◆ PROBLEM TO SOLVE ◆
Check every line of the entries below for the word "Cash", and copy the ones that have it.

[Dataset rows describing interfaces]

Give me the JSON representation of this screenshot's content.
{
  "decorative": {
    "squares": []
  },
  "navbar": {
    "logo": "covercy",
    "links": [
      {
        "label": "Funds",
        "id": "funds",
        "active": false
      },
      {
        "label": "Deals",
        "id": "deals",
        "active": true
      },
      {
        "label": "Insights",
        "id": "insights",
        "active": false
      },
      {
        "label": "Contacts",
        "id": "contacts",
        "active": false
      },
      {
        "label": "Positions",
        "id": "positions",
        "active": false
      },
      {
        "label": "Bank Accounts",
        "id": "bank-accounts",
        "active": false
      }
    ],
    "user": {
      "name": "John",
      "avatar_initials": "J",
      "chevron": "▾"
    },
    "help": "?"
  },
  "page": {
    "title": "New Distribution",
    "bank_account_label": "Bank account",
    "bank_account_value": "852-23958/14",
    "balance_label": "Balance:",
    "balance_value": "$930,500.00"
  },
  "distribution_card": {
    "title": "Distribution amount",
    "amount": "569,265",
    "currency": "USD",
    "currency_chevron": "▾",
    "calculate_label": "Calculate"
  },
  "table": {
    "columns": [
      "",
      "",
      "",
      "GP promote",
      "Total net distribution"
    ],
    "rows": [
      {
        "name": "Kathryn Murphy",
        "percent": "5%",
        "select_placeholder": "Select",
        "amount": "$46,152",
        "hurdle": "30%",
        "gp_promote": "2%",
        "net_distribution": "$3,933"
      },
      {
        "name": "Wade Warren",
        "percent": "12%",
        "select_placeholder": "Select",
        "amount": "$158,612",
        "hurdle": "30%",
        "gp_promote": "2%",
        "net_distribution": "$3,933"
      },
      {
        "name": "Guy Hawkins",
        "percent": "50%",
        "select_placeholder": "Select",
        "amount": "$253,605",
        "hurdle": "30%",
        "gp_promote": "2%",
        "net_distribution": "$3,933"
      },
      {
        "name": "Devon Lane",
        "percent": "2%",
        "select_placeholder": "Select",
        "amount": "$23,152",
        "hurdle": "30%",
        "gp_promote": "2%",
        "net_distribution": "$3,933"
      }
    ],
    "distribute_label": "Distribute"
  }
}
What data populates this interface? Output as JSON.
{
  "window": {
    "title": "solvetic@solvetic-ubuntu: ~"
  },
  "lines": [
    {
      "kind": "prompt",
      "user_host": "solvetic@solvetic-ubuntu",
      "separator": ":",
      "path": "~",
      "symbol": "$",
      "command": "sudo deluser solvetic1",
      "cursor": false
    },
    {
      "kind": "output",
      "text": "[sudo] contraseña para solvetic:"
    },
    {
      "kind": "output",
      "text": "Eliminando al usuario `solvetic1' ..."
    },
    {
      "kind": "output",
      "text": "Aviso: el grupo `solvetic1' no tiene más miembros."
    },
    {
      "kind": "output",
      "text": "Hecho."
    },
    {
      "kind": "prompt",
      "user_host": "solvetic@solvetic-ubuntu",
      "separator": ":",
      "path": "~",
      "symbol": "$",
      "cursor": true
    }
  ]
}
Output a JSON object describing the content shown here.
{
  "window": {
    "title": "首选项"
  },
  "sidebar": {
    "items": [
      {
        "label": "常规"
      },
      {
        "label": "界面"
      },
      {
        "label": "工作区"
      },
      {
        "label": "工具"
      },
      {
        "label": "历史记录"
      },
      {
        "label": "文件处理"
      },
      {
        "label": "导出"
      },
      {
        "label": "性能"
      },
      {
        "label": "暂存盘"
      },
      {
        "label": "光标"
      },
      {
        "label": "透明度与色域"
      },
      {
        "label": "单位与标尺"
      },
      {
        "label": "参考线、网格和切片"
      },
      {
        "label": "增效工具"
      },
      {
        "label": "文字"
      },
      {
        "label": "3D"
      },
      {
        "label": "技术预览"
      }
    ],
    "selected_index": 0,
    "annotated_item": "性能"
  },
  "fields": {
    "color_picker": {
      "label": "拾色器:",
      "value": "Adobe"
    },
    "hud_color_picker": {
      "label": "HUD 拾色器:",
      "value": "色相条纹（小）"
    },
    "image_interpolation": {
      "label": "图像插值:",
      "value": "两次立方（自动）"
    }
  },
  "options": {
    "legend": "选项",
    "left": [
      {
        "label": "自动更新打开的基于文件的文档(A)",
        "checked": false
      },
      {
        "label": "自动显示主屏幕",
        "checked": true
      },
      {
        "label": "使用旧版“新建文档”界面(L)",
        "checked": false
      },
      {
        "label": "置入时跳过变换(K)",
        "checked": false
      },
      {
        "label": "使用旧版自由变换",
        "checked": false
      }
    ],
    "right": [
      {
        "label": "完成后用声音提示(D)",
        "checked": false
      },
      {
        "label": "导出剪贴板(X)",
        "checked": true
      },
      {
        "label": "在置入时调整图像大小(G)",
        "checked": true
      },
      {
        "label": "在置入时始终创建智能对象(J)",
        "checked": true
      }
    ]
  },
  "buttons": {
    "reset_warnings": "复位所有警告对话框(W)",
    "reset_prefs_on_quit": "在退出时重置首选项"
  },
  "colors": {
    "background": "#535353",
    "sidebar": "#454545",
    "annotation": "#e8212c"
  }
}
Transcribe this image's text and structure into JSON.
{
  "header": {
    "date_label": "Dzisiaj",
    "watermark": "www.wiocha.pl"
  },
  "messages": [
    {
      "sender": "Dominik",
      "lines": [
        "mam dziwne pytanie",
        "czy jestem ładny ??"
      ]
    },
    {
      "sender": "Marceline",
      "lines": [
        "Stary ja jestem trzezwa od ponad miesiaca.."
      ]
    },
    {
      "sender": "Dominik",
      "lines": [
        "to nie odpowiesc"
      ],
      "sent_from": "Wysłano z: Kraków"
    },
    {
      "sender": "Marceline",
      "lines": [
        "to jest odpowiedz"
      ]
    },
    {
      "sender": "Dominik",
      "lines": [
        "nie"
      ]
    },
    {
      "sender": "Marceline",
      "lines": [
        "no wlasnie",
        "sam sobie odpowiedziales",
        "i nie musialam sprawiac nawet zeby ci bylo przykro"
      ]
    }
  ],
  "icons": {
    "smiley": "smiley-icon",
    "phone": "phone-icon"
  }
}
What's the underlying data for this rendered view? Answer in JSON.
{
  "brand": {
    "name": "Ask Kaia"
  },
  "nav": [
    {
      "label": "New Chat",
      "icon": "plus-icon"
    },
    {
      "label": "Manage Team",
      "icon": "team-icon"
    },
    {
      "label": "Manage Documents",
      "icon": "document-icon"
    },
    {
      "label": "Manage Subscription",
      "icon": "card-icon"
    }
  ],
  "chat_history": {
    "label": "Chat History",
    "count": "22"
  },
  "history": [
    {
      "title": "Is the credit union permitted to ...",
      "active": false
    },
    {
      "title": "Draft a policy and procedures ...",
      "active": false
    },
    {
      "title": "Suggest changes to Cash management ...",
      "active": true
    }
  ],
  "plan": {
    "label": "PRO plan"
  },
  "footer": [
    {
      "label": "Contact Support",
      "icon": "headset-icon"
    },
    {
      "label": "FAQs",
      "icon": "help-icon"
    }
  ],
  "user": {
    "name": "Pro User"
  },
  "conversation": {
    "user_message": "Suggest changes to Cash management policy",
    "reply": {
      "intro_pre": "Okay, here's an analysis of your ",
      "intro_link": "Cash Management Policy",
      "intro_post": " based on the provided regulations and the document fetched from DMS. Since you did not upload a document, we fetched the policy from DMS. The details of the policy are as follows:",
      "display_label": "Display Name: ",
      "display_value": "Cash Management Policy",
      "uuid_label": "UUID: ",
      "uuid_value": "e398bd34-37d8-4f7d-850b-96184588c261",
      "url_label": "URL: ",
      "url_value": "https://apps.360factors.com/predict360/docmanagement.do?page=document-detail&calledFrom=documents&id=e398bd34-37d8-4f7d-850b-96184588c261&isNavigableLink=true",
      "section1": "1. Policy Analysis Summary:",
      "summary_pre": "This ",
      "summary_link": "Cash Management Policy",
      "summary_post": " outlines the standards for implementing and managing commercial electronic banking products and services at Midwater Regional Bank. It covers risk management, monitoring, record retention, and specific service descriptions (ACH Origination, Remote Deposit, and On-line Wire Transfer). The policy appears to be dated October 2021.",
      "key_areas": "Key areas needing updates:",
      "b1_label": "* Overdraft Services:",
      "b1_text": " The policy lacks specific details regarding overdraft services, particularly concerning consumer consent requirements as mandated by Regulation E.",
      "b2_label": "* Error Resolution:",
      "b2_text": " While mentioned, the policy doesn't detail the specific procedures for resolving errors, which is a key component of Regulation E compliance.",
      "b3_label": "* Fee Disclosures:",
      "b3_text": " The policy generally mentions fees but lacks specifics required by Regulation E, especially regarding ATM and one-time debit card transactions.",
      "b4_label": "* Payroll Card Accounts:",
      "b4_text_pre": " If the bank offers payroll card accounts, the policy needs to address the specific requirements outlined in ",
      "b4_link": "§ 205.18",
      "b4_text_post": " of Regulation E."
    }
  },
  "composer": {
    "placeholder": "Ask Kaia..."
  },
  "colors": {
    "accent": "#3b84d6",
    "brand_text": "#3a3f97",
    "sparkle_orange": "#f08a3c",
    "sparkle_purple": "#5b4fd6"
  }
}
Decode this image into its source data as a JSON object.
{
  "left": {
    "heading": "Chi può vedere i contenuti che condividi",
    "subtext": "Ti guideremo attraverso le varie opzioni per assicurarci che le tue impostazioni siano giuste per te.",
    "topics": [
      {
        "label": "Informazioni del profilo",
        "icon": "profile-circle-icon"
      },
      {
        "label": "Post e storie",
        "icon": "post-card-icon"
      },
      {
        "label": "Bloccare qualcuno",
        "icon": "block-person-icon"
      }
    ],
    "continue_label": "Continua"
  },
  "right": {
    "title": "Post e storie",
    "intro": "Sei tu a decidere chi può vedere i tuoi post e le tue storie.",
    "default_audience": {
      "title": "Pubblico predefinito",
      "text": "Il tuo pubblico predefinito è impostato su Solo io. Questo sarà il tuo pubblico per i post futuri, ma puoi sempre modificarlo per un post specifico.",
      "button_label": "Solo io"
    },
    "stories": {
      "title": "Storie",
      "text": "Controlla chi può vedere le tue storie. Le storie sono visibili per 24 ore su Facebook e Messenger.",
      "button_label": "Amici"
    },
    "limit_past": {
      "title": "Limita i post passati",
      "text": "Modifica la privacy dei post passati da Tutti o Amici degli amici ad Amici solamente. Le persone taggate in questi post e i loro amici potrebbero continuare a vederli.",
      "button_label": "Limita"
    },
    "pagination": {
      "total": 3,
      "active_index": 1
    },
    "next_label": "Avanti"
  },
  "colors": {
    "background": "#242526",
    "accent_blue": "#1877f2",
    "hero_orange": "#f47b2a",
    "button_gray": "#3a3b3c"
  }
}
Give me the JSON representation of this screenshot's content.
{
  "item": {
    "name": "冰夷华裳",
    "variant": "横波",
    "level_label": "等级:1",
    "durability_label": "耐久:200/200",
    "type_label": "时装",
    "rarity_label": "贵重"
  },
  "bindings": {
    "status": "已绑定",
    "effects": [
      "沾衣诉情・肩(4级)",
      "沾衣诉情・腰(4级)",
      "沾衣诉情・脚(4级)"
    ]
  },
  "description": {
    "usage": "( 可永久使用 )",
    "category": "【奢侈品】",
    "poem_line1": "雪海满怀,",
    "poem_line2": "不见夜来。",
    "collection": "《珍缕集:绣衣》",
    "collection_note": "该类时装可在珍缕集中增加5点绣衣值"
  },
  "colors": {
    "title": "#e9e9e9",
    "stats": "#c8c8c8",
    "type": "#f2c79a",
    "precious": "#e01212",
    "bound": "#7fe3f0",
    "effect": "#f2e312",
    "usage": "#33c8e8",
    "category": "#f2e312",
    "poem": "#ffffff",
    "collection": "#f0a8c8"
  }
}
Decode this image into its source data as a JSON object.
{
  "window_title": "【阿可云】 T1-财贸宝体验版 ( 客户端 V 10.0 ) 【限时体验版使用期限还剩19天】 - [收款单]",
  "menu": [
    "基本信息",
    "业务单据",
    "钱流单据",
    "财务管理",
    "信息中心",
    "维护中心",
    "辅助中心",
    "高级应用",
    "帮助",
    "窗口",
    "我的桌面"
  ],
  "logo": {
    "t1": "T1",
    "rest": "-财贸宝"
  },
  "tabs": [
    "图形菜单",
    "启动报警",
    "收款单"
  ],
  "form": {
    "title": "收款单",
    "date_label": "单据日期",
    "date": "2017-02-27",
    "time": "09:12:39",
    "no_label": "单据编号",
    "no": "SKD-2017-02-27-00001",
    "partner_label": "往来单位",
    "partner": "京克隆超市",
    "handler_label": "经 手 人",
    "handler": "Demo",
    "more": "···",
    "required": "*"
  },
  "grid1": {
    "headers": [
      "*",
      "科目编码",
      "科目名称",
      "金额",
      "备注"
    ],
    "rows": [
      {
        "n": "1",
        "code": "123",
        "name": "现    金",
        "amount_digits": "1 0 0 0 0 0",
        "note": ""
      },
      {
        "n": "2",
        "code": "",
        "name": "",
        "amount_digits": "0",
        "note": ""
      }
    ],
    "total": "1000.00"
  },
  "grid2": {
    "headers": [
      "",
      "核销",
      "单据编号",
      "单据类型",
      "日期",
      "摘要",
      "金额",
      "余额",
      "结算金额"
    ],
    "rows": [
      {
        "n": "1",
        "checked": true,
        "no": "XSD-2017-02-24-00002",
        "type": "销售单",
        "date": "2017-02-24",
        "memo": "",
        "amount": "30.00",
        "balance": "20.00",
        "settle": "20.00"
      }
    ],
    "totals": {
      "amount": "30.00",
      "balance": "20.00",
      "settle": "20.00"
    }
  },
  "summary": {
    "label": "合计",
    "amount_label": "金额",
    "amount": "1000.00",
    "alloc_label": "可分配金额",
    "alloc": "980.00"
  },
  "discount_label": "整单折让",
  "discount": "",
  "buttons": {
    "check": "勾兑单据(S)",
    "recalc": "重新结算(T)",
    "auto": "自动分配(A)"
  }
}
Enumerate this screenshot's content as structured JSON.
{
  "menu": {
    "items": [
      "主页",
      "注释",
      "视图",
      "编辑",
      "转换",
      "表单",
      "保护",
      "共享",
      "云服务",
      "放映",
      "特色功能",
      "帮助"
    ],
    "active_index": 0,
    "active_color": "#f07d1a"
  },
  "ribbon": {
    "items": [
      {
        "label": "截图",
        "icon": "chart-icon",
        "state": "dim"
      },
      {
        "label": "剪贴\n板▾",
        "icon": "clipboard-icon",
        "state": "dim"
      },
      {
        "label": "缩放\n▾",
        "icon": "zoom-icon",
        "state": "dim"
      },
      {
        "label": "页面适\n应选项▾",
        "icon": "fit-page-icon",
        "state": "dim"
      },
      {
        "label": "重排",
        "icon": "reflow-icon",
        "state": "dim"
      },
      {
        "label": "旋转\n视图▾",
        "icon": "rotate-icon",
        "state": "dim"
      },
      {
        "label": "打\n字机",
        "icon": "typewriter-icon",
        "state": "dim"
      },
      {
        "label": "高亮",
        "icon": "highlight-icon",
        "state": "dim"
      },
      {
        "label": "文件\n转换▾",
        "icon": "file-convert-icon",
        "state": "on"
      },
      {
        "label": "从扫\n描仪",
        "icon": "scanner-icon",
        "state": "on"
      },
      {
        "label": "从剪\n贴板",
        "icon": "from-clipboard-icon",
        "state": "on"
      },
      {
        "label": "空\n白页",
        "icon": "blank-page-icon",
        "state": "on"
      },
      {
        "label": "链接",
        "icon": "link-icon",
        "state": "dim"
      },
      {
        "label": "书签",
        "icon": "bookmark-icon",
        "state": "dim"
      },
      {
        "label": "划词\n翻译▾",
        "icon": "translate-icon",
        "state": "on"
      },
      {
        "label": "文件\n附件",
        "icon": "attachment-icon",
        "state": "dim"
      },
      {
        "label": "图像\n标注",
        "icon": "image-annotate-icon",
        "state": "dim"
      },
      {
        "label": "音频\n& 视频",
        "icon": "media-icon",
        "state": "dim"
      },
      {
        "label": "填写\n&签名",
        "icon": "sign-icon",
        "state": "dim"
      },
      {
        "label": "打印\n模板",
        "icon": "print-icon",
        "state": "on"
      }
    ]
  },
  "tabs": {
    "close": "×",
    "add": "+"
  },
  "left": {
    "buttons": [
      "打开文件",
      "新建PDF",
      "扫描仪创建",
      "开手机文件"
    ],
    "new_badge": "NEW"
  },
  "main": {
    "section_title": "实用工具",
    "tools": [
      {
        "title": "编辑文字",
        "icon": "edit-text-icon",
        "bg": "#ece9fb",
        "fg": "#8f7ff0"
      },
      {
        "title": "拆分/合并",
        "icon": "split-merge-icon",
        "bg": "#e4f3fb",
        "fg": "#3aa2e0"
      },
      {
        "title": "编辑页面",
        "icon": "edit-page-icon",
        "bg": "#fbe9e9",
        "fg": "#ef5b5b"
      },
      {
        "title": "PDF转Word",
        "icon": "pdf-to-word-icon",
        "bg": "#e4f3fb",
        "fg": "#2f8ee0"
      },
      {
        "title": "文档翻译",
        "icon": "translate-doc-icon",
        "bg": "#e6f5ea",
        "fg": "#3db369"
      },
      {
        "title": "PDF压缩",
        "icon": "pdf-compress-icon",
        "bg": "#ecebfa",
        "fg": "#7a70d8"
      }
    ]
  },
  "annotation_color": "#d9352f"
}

◆ TASK OUTPUT ◆
      "title": "Suggest changes to Cash management ...",
    "user_message": "Suggest changes to Cash management policy",
      "intro_link": "Cash Management Policy",
      "display_value": "Cash Management Policy",
      "summary_link": "Cash Management Policy",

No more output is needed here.